    Brain research is absolutely fascinating to me. As an educator who has been in the field for over 30 years, I am always interested in what is going on inside the heads of my students
    At the same time, however, I am constantly amazed by their never-ending strategies for problem solving and task avoidance. I really had a high opinion of myself during my high school years, but I would have much to learn to maintain the the pace with today’s scholar. I believe that is the essence of where this AI will fail. AI may be able to do many things, but at it’s soul level, it will still be a machine.

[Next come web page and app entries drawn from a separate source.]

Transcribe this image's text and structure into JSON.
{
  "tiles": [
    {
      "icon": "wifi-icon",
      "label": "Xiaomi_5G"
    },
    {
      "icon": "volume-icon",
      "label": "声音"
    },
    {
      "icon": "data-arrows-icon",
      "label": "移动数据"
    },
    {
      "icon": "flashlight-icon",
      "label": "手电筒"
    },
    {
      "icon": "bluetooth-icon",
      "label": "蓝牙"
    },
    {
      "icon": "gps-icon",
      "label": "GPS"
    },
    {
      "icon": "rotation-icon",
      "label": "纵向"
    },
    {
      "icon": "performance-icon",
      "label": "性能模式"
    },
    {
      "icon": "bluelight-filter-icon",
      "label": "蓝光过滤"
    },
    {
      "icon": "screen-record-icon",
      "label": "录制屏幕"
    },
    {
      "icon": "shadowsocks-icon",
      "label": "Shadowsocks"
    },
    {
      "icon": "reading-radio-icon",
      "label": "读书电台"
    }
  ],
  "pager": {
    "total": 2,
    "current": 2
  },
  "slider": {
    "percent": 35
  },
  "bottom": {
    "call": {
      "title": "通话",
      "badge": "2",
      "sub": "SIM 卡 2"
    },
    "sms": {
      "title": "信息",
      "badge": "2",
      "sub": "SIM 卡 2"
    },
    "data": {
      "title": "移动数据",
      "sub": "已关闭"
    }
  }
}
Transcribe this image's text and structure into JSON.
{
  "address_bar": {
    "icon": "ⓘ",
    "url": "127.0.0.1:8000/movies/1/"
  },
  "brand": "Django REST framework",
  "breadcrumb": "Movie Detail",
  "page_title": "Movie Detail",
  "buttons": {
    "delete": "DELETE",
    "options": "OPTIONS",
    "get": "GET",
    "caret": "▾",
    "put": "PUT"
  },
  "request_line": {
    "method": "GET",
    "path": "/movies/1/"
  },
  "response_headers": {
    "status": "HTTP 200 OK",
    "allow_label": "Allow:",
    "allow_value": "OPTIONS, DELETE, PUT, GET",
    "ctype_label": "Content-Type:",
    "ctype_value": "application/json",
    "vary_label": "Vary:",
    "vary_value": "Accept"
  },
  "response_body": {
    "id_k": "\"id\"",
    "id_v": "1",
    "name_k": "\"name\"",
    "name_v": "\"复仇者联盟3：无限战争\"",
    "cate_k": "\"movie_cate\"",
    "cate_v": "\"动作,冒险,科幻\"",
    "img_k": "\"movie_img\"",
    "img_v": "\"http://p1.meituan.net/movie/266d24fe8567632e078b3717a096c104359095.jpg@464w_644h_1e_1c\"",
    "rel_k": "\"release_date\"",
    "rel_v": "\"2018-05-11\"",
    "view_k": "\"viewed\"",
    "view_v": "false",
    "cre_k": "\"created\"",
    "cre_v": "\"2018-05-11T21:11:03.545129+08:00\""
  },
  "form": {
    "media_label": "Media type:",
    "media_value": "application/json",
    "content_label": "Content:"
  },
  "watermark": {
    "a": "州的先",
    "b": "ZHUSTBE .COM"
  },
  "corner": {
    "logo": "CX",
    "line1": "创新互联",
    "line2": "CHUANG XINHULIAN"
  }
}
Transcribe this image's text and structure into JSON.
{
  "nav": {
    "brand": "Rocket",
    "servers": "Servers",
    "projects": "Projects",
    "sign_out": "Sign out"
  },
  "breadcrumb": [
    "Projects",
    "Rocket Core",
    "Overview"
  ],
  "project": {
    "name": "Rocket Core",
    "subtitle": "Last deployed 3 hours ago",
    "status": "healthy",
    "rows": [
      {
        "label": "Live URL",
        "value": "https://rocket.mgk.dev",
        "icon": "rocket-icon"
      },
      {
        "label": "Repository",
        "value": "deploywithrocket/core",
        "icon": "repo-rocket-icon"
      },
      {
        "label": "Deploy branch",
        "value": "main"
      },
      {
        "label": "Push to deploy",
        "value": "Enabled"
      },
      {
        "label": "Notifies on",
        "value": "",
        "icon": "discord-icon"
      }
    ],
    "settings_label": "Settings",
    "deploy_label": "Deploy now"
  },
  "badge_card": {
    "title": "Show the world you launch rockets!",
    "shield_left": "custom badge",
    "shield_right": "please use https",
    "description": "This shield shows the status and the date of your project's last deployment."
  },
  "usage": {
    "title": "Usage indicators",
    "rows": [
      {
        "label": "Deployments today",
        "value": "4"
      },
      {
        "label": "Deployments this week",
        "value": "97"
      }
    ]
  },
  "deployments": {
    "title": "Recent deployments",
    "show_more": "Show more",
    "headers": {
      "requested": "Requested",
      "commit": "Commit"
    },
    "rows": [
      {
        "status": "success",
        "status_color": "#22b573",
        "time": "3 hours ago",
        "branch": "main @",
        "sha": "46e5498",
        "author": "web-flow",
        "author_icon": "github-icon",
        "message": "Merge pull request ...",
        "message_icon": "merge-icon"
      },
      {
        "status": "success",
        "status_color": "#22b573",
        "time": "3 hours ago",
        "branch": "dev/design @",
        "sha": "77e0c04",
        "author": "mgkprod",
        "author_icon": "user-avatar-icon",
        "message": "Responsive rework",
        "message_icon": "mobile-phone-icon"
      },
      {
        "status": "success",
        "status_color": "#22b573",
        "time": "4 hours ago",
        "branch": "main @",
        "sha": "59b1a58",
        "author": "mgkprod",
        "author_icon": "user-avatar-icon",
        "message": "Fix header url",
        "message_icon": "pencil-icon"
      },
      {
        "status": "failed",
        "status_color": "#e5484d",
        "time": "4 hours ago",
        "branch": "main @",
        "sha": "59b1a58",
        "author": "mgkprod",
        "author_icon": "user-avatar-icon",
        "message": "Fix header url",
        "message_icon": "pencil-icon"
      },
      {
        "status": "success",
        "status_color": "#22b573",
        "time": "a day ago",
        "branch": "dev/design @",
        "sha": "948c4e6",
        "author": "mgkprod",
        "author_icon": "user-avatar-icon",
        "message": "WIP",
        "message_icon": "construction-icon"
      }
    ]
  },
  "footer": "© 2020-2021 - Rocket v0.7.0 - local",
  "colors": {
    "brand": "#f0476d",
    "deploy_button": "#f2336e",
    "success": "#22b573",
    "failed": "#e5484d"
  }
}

I really wish that all AI monies expended on creating the one thing humans are achieving quite successfully without science (creating human brains) would alter its focus and join efforts with those who are diligently seeking to rid this world of horrible maladies of the brain that strip meaningful life of humans who are already here.

  • Al Cibiades

    >Dave – Not to put too fine a point on it but “dead” is a relative term — The cardiac catheter patient “dead” for 90 seconds but who regains consciousness/life; the child frozen in a lake for 30 minutes – drowned “dead”, but resusitated… Not sure where on the continuum this reaches (and I am not defending spiritualism), but “while there is more than is dreamnt of” in my philosophies, implied catchphrases do not an edifice make. Intelligence in humans is “self-evident” simply because that is how “we” define it. Are dogs, cats, whales, chimpanzees, spiders, planaria, rats, etc…intelligent? Now the definition reprises itself.

  • http://daedalus2u.blogspot.com/ Dave Whitlock

    Al Cibiades, dead is not a relative term. ATP levels below what is necessary to sustain viability is irreversible death.

    You say intelligence is self-evident. If you can’t tell about rats and spiders, then what about intelligence is “self-evident”?

    I say verification of the existence of intelligence in biological entities is a matter of data, which requires instruments and measurement. It is important to try and avoid artifice, which is why calling things “self-evident” is poor form. Many things are in the eye of the beholder. If you want to study something and recreate it, subjective definitions are less useful than objective definitions.

  • Bill Ries

    Lets not forget about the required human psychology. When machines can think and feel as humans do, it becomes a moral requirement to treat them like humans. It is difficult to imagine the average person thinking of a robot as being more than a machine and deserving of human rights. I can imagine most people caring more about the treatment of lower order mammal than that of a high level machine, even if the robot has far more advanced emotions. Do we really want them to think and feel as humans do? It is the emotional state of a being that makes them human, not flesh and blood. At what emotional level does “Robota” go from the czech word for slave to actual slavery?


Discover's Newsletter

Sign up to get the latest science news delivered weekly right to your inbox!


See More

Collapse bottom bar